(Material for this task)
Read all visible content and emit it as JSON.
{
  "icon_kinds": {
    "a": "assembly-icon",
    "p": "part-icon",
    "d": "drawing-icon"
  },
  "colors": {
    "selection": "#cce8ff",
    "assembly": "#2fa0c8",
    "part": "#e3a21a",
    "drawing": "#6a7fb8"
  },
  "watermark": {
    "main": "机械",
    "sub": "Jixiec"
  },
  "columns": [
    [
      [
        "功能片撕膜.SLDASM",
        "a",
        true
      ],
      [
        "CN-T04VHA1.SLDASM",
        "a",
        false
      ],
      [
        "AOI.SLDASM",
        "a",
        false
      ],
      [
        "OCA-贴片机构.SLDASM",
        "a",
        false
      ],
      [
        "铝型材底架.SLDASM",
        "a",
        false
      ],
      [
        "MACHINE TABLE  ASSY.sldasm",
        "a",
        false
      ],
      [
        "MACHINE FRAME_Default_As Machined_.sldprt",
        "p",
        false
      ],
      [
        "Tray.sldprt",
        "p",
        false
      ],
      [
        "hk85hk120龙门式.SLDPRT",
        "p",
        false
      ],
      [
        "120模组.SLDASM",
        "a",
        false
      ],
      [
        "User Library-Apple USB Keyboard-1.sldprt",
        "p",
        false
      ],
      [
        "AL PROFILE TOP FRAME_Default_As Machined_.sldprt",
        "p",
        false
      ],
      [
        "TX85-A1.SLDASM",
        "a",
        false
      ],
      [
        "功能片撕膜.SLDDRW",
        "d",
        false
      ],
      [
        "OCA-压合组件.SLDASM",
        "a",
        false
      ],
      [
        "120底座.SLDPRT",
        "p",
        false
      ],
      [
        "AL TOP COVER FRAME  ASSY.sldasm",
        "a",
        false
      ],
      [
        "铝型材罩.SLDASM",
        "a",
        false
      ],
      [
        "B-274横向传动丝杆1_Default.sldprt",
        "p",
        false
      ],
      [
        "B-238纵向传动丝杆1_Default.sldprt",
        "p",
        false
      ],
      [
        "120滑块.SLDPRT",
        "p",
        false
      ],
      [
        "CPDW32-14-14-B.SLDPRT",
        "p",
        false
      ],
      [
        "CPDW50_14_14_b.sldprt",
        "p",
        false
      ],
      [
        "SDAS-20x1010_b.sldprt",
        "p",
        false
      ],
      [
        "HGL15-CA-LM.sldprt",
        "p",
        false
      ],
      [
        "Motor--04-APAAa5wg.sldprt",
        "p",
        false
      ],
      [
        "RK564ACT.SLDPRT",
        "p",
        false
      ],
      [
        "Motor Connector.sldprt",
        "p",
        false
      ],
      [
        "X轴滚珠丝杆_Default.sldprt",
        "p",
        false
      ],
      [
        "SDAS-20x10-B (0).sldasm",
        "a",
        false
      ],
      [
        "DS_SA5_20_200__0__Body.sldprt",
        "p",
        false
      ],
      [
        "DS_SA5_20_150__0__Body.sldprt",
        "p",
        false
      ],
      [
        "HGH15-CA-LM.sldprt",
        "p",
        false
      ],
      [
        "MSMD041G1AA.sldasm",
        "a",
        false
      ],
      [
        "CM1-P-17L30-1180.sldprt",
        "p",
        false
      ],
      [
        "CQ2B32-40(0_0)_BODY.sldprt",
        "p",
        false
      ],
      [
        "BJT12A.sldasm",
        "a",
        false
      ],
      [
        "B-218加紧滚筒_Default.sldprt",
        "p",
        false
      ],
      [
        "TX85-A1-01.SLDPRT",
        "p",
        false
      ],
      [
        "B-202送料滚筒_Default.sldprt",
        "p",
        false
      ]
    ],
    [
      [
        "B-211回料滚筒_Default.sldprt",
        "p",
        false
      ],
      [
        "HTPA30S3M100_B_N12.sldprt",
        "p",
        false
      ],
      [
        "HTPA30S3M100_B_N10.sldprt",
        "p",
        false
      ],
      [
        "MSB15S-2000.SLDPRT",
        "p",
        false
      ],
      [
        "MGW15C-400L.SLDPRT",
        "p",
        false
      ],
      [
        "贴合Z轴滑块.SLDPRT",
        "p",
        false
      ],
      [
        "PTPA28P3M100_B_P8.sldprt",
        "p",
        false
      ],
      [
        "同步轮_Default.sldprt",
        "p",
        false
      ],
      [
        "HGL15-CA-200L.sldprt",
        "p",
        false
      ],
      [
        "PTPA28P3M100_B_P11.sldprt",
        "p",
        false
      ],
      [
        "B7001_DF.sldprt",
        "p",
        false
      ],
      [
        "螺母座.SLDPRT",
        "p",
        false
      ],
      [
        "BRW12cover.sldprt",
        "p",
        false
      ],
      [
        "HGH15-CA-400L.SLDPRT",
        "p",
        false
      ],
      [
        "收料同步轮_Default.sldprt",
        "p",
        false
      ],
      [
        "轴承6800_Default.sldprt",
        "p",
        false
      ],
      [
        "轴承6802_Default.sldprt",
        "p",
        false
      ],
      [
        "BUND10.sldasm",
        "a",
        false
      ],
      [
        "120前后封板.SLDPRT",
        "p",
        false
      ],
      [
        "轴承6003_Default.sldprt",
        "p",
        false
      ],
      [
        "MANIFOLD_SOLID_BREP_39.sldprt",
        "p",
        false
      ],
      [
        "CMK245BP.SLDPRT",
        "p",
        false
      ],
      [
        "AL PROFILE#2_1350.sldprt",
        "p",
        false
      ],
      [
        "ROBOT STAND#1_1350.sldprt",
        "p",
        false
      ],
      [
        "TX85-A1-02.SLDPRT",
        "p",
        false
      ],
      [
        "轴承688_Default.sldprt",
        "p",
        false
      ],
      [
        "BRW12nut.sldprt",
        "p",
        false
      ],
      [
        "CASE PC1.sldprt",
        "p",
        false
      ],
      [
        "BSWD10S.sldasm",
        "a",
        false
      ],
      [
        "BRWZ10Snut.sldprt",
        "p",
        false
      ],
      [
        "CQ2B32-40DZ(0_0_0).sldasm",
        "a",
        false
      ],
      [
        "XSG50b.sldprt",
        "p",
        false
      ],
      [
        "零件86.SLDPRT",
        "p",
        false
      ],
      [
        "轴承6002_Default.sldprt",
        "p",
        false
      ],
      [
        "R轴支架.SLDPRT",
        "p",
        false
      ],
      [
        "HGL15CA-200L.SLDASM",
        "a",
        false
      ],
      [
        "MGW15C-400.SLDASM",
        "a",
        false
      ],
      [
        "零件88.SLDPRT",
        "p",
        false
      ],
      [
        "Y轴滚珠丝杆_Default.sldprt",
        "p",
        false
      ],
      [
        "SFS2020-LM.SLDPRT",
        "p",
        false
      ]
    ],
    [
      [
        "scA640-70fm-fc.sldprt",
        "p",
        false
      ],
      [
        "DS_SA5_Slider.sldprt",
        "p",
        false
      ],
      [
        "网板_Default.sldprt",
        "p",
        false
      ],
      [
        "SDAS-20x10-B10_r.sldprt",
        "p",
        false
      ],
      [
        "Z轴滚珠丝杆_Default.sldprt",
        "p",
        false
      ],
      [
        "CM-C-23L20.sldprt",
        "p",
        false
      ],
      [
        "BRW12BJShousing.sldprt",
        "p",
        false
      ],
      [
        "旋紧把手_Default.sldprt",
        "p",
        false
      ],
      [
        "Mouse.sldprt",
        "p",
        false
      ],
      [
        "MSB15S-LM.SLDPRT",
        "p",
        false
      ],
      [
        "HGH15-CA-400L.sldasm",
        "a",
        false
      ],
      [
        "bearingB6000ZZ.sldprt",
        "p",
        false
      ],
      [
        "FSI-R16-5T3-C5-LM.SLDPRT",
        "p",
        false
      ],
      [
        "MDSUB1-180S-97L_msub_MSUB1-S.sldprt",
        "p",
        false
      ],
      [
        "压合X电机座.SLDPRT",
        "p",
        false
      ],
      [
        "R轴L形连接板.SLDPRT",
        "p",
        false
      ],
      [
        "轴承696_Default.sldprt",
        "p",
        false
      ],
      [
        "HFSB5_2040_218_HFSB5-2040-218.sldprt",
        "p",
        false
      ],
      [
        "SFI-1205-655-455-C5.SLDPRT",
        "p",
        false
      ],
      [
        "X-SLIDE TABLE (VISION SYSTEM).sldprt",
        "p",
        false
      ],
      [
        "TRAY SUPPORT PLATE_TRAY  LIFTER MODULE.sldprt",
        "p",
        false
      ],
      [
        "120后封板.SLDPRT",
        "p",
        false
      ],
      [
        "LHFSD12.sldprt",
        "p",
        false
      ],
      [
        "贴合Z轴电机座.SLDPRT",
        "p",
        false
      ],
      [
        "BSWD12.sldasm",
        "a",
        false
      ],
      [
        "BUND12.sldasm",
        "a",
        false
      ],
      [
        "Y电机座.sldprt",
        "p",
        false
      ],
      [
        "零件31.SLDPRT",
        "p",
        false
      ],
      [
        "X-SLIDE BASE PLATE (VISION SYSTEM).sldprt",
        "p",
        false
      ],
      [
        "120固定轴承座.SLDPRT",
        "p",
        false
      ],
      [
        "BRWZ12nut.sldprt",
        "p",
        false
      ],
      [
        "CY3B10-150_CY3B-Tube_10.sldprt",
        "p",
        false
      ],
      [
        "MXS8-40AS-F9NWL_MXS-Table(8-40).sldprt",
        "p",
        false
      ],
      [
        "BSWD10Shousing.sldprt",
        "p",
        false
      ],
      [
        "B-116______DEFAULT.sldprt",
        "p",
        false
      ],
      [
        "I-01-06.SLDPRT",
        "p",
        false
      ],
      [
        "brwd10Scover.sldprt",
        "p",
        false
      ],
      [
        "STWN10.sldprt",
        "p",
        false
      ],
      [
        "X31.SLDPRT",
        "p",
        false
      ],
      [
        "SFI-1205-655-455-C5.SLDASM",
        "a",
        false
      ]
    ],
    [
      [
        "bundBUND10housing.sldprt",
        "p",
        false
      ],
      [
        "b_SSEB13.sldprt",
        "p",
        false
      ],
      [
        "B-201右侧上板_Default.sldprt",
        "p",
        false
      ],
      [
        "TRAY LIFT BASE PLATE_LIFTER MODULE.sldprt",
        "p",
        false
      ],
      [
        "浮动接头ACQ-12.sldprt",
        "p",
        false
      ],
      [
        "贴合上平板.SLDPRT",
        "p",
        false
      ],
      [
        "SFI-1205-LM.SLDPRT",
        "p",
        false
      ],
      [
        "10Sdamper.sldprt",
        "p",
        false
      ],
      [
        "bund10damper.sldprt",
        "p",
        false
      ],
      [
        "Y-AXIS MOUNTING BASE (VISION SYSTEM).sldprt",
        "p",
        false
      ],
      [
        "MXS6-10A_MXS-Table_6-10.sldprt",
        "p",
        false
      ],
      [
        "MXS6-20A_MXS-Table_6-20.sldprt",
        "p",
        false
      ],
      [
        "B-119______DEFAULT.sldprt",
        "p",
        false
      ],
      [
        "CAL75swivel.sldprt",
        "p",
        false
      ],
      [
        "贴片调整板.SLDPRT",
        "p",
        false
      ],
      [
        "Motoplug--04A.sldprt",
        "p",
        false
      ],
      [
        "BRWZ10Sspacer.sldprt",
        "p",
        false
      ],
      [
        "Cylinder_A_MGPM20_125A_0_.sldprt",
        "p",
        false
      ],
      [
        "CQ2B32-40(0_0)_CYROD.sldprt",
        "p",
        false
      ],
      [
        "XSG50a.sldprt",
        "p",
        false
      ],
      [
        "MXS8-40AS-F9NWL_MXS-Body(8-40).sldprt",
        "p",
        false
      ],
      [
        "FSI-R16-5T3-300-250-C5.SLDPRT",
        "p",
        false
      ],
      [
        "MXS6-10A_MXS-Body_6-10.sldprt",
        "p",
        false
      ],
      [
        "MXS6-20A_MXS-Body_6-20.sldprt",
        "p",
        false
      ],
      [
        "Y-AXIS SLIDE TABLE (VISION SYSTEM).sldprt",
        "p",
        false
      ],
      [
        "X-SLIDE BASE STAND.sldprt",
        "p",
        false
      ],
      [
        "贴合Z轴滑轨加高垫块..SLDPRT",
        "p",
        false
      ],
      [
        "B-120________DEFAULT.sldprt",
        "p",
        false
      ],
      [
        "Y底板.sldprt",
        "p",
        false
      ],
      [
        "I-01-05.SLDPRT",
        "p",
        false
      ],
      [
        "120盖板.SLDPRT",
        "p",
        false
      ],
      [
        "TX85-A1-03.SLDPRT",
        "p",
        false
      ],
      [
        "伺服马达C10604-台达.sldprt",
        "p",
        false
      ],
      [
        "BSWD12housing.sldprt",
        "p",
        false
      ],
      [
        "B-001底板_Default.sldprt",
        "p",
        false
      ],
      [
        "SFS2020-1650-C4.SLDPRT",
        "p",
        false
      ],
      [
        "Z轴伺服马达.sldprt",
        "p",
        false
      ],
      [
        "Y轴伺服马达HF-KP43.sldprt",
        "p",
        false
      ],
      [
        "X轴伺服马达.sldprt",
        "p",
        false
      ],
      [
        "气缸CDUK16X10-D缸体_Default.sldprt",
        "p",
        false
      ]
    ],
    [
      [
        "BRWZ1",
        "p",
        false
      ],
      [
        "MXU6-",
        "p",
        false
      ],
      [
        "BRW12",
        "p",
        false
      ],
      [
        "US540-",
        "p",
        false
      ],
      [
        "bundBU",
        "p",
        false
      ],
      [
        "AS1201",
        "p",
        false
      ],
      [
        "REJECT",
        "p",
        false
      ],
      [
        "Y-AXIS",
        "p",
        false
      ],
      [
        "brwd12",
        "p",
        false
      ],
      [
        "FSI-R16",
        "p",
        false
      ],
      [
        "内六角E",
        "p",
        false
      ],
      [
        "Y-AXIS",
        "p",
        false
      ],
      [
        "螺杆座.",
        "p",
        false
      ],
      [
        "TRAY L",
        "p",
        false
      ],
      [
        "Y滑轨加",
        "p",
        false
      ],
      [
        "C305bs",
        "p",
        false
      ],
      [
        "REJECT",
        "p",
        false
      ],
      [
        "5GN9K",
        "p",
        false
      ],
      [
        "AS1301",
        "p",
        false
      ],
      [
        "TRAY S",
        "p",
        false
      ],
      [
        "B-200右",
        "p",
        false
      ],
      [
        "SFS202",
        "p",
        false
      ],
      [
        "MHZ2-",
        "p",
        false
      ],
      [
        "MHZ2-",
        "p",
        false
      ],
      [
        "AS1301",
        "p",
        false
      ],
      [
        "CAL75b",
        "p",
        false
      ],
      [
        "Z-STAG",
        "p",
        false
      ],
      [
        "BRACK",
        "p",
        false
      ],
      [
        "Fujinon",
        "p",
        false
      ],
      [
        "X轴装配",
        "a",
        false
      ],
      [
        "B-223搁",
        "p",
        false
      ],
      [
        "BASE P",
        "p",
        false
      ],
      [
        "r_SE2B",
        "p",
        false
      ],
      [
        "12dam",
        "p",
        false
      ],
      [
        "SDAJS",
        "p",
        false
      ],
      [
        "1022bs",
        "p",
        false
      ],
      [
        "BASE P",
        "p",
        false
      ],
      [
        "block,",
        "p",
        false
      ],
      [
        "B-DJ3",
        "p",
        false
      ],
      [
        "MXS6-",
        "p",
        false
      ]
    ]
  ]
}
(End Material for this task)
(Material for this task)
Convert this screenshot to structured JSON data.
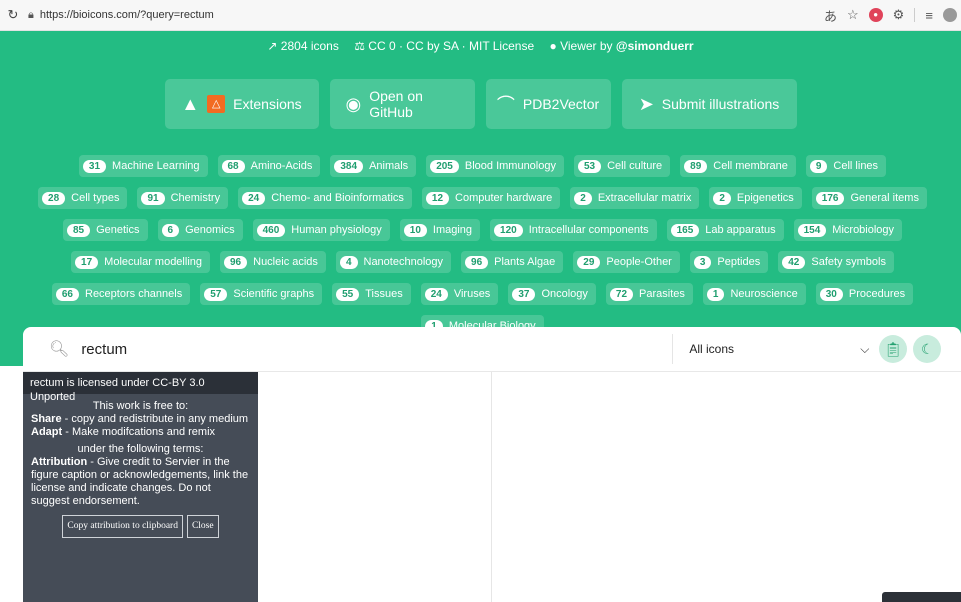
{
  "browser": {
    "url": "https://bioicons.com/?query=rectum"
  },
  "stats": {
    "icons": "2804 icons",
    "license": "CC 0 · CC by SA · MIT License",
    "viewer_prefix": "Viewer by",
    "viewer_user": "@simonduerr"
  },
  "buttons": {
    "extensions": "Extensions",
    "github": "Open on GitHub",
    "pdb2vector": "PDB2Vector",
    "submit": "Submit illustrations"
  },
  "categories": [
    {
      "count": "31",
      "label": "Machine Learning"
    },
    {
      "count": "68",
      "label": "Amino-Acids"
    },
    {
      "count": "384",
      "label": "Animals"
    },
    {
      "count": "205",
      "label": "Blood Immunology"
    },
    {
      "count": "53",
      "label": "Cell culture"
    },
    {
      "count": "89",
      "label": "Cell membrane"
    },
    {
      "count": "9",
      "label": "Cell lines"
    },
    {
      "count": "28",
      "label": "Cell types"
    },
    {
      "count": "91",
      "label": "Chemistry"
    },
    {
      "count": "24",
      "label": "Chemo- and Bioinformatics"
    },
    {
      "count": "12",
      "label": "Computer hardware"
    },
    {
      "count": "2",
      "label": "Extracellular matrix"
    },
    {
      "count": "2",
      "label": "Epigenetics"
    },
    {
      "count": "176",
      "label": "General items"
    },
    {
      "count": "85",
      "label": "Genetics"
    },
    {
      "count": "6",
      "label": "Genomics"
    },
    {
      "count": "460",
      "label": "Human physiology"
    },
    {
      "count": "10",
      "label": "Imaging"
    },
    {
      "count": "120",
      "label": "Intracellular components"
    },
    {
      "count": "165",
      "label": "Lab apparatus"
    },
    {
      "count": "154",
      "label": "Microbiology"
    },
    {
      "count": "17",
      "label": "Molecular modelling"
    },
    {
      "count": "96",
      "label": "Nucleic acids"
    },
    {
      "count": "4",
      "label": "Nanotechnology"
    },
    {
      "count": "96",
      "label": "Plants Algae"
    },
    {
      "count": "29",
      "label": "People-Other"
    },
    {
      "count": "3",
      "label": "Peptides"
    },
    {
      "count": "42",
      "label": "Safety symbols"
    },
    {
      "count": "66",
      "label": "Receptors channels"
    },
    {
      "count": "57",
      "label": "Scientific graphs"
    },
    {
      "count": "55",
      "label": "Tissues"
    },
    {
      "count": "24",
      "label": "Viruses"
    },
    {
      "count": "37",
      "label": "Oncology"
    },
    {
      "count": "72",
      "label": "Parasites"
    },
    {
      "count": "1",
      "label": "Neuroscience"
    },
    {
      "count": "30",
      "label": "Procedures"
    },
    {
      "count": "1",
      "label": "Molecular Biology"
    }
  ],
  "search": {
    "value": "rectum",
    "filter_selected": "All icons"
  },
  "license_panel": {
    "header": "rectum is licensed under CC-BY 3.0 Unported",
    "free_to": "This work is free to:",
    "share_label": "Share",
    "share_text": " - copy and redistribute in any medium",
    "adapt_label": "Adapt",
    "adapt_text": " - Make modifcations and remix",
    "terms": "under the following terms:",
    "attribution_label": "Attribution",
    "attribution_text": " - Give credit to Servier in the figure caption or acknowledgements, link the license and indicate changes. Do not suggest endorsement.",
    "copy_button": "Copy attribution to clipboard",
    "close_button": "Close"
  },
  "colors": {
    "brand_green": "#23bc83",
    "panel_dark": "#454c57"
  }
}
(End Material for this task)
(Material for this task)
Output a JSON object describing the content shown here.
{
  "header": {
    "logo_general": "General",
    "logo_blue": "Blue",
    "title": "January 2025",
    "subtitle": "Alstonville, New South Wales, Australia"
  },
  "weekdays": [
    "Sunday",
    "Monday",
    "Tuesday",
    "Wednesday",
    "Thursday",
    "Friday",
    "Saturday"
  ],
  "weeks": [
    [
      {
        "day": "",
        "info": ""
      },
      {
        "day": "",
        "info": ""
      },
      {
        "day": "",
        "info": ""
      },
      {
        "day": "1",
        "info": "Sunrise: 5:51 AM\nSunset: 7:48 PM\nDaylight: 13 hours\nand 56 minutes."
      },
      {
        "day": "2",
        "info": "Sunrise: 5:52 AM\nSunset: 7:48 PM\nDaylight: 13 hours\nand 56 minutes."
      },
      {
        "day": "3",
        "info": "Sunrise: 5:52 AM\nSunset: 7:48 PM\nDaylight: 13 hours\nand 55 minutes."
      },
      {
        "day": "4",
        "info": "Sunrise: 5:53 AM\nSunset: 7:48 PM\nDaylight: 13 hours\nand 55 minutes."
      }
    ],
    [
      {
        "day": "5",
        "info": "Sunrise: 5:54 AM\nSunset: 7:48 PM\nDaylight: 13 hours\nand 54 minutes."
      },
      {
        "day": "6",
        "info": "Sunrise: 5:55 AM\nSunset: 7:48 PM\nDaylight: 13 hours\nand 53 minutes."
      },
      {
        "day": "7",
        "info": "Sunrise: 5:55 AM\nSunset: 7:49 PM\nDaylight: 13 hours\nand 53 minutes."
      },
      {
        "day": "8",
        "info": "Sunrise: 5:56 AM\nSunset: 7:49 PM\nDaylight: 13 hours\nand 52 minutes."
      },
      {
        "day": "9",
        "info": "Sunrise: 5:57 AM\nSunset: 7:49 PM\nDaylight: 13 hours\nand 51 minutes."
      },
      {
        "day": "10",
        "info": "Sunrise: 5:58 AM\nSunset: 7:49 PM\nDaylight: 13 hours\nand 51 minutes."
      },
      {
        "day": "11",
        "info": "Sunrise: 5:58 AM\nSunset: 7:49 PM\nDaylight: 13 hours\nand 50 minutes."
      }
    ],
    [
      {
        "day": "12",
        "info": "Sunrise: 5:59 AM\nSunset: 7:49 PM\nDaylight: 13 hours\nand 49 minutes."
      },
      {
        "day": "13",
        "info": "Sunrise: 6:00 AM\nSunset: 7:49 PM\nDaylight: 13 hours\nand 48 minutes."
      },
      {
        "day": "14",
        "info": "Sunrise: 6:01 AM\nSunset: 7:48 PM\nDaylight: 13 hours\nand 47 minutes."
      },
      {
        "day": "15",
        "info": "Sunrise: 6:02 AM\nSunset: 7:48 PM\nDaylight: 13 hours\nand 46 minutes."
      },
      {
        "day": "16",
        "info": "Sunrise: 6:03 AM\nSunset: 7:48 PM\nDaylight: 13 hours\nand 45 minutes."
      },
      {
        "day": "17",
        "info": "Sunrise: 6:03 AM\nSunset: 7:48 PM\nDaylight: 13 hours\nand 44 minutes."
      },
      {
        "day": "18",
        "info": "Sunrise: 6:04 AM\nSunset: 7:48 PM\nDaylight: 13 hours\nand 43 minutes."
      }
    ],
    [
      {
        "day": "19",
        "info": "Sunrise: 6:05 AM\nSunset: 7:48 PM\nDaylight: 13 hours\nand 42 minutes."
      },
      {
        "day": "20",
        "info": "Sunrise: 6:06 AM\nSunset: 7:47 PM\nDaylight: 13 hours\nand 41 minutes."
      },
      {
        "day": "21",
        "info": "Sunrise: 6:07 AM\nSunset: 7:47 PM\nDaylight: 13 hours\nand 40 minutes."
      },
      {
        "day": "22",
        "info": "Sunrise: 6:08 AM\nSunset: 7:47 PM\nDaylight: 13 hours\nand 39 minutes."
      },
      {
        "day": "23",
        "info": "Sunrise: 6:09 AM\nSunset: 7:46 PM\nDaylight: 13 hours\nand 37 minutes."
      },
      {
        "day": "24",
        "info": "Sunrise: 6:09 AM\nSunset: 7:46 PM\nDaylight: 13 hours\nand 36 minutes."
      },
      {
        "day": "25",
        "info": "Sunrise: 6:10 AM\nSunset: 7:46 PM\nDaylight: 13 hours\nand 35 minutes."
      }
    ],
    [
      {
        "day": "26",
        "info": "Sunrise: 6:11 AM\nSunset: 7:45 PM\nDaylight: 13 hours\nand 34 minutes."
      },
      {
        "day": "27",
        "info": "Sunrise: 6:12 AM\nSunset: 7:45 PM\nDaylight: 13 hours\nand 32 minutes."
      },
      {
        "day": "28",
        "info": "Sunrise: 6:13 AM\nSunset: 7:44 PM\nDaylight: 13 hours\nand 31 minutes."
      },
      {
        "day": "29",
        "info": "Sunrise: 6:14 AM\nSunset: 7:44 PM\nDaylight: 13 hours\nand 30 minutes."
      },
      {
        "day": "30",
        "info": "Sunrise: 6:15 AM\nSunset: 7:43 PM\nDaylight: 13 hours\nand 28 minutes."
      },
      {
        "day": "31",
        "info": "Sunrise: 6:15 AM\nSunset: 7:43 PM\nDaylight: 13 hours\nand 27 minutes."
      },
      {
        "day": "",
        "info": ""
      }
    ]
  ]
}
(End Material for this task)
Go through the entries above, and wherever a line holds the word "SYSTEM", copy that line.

        "X-SLIDE TABLE (VISION SYSTEM).sldprt",
        "X-SLIDE BASE PLATE (VISION SYSTEM).sldprt",
        "Y-AXIS MOUNTING BASE (VISION SYSTEM).sldprt",
        "Y-AXIS SLIDE TABLE (VISION SYSTEM).sldprt",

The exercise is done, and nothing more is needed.